Now, replace the teams in the example above with two different schools as they approach the need to meet mandated minimum performance levels on state-wide assessments. With respect to our two schools, school "A" promotes all learners reaching their potential while school "B" is intent on merely having the percentage of learners exceeding the minimum standards that will prevent them from being designated for inadequate progress.

Perhaps another way to explain the philosophical distinction that separates schools is the way a teacher elects to convey the mark a learner receives on an assessment. Let's say that there are ten problems on a test, each worth 10 points. After grading the test the teacher finds that the learner had nine correct responses and one incorrect reply. How does the teacher report that grade on the paper before they return it to the learner; + 9 or 90; or - 1 or -10? What becomes the focal point? The number they got right or the number they got wrong? What they learned or what they didn't learn?

Mathematically there is no difference in the way we record it in our grade books; a +90 and a -10 are the same. But it matters. It reflects a lot on one's perspective and conveys two very disparate messages to the individual learner.

Schools are unlikely to make the progress needed to improve if they emphasize and dwell on the negative. I am certainly not suggesting that schools ignore areas of weakness or discount their shortcomings. But, I don't imagine a school will experience improvement if they ignore their strengths and discount their accomplishments. Rather, schools can identify deficiencies and respond appropriately while a priority is placed on building on their strengths.

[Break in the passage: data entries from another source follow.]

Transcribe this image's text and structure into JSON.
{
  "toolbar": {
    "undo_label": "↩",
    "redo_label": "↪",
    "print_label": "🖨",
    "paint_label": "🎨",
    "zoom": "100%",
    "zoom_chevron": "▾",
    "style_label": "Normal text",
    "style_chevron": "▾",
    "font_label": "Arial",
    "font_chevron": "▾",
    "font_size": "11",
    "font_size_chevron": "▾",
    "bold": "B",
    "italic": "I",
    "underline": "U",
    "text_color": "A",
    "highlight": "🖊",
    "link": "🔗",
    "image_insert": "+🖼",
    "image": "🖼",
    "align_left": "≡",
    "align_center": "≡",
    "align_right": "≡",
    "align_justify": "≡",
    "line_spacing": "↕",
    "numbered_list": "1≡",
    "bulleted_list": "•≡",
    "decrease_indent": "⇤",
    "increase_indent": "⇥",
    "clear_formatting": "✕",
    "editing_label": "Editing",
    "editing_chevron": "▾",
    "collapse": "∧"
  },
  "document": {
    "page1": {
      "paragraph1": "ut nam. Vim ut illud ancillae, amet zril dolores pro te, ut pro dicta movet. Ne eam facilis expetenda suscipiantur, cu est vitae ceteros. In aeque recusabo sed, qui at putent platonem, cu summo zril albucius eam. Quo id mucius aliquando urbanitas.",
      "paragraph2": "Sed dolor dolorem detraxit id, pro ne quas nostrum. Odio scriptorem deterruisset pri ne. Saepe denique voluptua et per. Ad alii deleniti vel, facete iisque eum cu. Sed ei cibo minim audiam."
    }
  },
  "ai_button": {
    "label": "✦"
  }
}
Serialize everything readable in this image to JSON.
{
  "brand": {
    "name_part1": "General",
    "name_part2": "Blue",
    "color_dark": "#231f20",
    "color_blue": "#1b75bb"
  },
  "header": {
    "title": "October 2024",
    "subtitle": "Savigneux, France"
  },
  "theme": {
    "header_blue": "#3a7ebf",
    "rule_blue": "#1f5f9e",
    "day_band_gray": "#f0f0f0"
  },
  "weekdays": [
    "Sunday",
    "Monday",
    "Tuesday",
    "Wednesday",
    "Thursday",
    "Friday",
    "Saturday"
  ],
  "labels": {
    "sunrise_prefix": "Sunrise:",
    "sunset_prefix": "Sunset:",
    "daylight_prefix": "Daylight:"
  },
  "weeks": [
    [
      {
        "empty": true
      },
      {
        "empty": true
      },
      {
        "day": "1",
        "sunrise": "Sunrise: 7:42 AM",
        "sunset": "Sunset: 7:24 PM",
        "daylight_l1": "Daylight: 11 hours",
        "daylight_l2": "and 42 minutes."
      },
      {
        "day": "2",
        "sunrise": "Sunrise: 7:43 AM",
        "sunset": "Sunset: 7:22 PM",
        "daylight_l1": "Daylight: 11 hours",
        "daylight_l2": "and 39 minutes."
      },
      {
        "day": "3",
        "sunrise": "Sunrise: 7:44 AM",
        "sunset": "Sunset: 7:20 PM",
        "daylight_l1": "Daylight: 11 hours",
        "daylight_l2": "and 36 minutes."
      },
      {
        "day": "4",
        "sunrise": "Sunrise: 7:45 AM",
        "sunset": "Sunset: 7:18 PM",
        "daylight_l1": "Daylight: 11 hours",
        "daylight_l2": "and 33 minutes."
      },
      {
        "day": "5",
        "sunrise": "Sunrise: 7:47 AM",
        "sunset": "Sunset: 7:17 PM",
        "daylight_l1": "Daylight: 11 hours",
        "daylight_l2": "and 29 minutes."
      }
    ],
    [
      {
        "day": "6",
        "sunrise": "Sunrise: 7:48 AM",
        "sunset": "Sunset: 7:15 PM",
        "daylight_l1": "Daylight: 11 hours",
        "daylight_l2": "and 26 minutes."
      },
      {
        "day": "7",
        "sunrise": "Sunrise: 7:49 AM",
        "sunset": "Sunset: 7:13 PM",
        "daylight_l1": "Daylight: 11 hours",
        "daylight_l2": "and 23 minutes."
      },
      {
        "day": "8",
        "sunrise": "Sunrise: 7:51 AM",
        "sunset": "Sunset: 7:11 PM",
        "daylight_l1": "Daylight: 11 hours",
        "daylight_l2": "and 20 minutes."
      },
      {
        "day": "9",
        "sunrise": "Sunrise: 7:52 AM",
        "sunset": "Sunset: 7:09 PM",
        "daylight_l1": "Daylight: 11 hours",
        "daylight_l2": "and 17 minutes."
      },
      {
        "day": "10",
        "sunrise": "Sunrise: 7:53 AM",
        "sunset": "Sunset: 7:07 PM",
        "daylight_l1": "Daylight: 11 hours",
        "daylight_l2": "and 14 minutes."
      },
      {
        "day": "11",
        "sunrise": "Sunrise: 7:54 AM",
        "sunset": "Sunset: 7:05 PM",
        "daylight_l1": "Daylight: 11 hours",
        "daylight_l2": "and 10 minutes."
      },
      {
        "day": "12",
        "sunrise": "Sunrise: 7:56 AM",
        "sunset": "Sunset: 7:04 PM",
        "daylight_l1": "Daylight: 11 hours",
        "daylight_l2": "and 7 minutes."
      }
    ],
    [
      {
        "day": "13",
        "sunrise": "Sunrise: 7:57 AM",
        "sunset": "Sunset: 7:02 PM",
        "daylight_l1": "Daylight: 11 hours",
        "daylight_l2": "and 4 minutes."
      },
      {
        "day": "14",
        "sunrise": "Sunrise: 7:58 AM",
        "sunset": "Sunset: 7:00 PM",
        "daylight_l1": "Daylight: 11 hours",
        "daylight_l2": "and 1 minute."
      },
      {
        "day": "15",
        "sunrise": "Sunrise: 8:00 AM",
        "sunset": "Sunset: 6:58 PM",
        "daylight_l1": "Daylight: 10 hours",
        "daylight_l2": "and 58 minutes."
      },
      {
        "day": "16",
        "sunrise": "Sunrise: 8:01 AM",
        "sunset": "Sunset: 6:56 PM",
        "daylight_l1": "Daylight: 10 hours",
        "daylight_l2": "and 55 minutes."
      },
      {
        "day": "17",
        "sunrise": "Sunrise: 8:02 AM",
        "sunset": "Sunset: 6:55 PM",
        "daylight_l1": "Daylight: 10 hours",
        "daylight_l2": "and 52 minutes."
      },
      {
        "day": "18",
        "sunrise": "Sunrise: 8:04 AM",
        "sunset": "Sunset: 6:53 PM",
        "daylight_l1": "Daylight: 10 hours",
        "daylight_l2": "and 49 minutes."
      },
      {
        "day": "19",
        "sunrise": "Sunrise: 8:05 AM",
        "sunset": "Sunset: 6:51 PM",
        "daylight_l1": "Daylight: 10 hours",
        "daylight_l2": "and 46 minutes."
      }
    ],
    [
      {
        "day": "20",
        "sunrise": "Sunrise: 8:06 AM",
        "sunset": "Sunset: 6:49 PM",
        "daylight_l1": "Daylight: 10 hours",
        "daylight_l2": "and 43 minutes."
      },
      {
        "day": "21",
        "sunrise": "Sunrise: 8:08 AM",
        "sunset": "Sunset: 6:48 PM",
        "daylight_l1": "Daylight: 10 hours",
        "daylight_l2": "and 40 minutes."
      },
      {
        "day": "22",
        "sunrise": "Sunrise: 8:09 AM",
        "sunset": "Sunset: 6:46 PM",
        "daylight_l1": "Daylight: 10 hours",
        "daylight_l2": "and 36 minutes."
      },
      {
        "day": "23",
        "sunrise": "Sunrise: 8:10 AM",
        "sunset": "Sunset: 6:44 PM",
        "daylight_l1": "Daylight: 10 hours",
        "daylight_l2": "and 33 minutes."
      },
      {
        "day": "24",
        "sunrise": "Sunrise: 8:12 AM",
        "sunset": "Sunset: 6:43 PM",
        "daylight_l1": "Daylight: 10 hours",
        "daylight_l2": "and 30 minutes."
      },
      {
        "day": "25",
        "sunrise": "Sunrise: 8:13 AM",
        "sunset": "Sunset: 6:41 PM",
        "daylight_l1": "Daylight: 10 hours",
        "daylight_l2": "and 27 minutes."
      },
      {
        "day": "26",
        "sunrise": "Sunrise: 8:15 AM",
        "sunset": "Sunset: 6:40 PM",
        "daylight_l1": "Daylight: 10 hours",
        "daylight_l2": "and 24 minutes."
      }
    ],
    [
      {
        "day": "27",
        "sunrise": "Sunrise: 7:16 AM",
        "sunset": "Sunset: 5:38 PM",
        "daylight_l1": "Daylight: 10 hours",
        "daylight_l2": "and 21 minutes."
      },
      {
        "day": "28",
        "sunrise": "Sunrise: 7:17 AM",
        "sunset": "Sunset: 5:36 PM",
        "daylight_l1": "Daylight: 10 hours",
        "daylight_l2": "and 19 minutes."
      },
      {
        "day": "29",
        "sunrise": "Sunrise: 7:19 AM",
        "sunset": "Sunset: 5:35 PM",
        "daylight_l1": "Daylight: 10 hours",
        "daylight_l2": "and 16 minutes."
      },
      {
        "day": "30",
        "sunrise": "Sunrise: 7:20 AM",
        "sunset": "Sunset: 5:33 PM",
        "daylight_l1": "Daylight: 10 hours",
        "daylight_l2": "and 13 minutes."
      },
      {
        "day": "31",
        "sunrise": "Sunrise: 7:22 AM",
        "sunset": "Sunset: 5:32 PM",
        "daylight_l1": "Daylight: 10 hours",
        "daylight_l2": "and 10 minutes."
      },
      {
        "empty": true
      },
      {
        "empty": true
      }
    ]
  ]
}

Perhaps it's the increased pressure that school personnel feel from critics or mandates and an aversion of critical headlines. Maybe it's something else altogether. At any rate, the view that a school takes toward their goals will determine, in the long run, their opportunities for success. Which direction are our public schools going - running toward success or away from failure? It's not the same thing and it's more complex than deciding whether a glass is half full or half empty, or someone is an optimist or a pessimist. It's a guidepost for organizational culture.

Ah, lunch is over and I must resume my work. And so must schools renew their efforts to advance. But which view and direction will your school take?